Rapidly evolving medical technology means that doctors and scientists have even more tools at their disposal to combat disease and long-term degenerative conditions. From advances in 3D printing to gene therapy the future of medicine is looking bright.
Helping the heart
In 1967 when Dr Christian Barnard carried out the world’s first heart transplant, the process was seen as revolutionary. Medicine has advanced since that time. Developments in 3D printing mean that the doctors of the 21st century can use 3D imaging techniques to actually produce an anatomically correct model of the heart to help coronary diagnosis and operation planning. Of course, hospitals still use conventional equipment, including castors for hospital beds, and trained medical staff are at the forefront of patient care, but advances in medical technology mean that patient treatment is progressing at a staggering pace.
A recent article in the authoritative magazine New Scientist described how scientists have found a way of replacing teeth through the use of 3D technology. Although this technology is still in its trial stage, the researchers believe that the 3D teeth will not only act as tooth replacements but when constructed from antimicrobial plastic will keep the whole mouth free from corrosive bacteria.
The secrets of the brain
Thanks to developments in MRI and CT scans, scientists already have the capacity to look inside the brain, and research into neurosurgery mean that a brain tumour won’t always signify a death sentence. Science has now gone a step further and found a way to replicate the brain using digital technology.
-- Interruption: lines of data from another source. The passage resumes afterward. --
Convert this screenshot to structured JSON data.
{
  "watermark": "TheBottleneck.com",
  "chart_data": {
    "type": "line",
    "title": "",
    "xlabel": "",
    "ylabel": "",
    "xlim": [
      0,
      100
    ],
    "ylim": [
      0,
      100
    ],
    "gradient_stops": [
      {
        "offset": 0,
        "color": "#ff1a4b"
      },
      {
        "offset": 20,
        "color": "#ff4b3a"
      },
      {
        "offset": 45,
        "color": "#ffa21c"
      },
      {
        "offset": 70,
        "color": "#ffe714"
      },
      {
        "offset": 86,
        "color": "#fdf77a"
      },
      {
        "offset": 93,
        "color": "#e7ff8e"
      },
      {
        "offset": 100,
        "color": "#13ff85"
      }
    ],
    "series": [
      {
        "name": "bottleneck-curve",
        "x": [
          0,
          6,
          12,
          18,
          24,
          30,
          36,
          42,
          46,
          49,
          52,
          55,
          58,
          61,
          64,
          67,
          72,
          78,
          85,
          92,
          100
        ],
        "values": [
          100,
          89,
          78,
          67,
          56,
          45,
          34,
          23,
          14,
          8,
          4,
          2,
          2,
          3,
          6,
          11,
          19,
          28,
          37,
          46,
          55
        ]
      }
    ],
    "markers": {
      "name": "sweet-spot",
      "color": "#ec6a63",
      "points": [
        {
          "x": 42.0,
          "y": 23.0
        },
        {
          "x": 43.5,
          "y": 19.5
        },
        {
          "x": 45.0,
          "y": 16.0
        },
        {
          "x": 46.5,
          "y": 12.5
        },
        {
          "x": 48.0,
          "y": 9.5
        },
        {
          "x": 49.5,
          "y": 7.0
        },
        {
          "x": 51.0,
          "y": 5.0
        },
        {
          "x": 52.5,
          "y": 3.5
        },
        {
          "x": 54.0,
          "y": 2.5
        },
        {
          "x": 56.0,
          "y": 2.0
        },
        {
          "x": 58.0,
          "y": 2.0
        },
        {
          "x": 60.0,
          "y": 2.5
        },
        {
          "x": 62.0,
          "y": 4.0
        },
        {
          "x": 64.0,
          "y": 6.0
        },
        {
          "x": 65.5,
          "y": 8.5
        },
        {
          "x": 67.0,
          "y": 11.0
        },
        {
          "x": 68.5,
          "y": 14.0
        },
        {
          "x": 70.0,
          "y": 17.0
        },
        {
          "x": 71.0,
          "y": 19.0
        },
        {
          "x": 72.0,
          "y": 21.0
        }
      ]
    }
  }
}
Thanks to work on the Blue Brain project and carried out at the Lausanne Institute of Technology, a minute portion of a rat’s brain has been successfully reproduced revealing 37 million synapses and 31 thousand neurons. The research aims to answer the age-old question of how the brain works. This important work will shed light on mental health problems and a whole range of other conditions.
Looking to the future
The Association of British Healthcare Industries published a report that stated that the UK’s medical technology industry is currently worth £17 billion and employs 76,000 people. Therefore, it’s not surprising that there are daily reports of successful drug trials and other scientific advances. It’s not simply research into new drug therapies that’s progressing. Another area of technological growth is robotics. According to the BBC work is progressing to develop an adjustable and flexible robotic arm that’ll be able to carry out keyhole surgery in the future. The device mimics the fluid actions of an octopus’s tentacle, and will be able to carry out complex as well as routine surgery. Keyhole operations cut down the risk of infection, as they are less invasive than conventional surgical techniques.
With so many extraordinary projects in development as a result of technological advances there may come a time when humankind can eradicate disease, or at least treat many medical conditions for which there isn’t a cure at present. With gene therapy, 3D printing and robotics and other innovations engaged in the fight against disease, the future of medical technology knows no bounds.